[EXERCISE BRIEF]:
Wherever the string "JSON" turns up in the data, copy the whole line.

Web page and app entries

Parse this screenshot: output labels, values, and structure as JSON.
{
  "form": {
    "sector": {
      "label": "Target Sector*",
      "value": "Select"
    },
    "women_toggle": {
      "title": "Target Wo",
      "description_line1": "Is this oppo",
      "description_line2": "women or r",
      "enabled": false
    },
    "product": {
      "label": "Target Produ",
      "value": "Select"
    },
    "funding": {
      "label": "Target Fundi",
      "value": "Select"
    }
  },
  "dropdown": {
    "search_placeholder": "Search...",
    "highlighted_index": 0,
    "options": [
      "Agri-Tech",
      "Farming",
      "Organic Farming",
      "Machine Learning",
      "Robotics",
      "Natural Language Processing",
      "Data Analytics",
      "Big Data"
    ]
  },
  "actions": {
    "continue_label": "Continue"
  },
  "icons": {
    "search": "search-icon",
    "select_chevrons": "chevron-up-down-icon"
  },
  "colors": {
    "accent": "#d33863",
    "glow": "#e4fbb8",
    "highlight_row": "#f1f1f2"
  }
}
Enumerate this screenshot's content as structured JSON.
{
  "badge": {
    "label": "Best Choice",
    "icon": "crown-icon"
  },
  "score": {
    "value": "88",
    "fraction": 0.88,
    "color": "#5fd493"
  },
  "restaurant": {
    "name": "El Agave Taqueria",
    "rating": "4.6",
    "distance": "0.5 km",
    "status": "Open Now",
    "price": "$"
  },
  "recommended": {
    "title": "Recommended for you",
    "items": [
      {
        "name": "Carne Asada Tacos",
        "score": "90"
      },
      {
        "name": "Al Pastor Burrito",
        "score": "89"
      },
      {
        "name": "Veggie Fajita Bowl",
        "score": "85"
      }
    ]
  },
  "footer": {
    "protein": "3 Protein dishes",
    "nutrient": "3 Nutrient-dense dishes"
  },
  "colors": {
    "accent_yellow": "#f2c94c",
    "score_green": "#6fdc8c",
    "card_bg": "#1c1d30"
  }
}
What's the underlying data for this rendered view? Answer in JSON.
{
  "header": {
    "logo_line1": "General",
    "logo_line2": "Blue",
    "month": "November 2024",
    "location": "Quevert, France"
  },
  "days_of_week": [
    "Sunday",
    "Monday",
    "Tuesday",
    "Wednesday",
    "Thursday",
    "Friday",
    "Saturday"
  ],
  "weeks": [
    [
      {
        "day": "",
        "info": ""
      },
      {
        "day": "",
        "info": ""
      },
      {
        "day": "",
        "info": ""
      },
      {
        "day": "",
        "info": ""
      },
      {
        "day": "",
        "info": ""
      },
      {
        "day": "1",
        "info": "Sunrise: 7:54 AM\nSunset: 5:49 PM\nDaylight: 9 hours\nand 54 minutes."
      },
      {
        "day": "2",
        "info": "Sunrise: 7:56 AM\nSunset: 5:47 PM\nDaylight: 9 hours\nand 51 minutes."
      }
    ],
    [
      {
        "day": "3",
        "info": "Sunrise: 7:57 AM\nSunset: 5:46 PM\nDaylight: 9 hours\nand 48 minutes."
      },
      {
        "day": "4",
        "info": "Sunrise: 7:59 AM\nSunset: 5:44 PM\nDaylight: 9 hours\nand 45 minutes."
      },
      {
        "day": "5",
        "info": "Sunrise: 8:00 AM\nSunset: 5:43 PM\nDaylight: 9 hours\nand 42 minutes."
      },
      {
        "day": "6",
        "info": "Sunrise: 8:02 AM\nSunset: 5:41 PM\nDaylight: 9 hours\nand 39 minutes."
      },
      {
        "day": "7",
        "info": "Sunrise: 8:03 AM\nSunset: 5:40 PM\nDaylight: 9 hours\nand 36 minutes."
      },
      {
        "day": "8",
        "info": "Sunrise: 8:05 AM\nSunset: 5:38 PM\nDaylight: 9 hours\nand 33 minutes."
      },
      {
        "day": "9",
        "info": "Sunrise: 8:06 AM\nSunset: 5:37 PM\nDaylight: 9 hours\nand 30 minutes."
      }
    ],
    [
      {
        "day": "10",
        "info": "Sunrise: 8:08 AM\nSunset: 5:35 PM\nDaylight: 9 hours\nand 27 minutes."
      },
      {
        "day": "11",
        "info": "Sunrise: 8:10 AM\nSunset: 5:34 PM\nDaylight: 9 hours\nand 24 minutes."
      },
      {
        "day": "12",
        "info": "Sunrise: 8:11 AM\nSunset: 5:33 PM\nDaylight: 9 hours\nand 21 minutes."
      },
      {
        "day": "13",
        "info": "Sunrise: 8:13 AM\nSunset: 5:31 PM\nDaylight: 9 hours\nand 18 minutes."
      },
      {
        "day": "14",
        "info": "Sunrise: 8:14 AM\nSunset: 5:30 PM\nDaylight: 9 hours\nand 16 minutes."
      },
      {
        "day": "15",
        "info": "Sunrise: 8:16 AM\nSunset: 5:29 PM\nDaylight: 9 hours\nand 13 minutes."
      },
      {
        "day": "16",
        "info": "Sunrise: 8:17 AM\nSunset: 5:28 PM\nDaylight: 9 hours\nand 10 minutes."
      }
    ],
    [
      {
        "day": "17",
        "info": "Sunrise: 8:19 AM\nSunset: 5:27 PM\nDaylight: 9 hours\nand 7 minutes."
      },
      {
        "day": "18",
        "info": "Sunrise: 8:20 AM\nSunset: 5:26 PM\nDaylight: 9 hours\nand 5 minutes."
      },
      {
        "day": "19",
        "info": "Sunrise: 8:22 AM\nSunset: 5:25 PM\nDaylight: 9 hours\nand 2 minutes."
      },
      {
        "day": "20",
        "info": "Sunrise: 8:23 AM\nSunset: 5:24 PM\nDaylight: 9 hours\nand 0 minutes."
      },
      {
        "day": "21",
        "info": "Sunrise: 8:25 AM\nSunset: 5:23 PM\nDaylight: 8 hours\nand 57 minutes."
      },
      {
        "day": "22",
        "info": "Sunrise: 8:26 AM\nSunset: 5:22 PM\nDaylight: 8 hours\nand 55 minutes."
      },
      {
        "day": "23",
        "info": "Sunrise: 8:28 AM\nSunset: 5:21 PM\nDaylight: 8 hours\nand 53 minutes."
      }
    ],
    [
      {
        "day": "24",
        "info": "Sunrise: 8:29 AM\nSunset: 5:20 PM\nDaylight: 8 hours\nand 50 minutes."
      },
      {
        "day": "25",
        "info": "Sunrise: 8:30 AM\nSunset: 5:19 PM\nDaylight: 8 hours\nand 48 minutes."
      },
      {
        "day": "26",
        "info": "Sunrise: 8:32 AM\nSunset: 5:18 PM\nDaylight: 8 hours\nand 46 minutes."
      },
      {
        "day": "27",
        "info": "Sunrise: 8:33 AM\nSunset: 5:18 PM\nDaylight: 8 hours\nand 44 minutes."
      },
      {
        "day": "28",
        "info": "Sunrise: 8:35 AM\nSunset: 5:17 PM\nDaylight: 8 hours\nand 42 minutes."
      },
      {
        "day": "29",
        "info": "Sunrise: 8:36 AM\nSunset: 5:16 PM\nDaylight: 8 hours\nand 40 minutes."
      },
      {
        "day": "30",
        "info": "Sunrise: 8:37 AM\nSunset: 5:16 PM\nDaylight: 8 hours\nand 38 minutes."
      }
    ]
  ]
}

[TASK ANSWER]:
Parse this screenshot: output labels, values, and structure as JSON.
Enumerate this screenshot's content as structured JSON.
What's the underlying data for this rendered view? Answer in JSON.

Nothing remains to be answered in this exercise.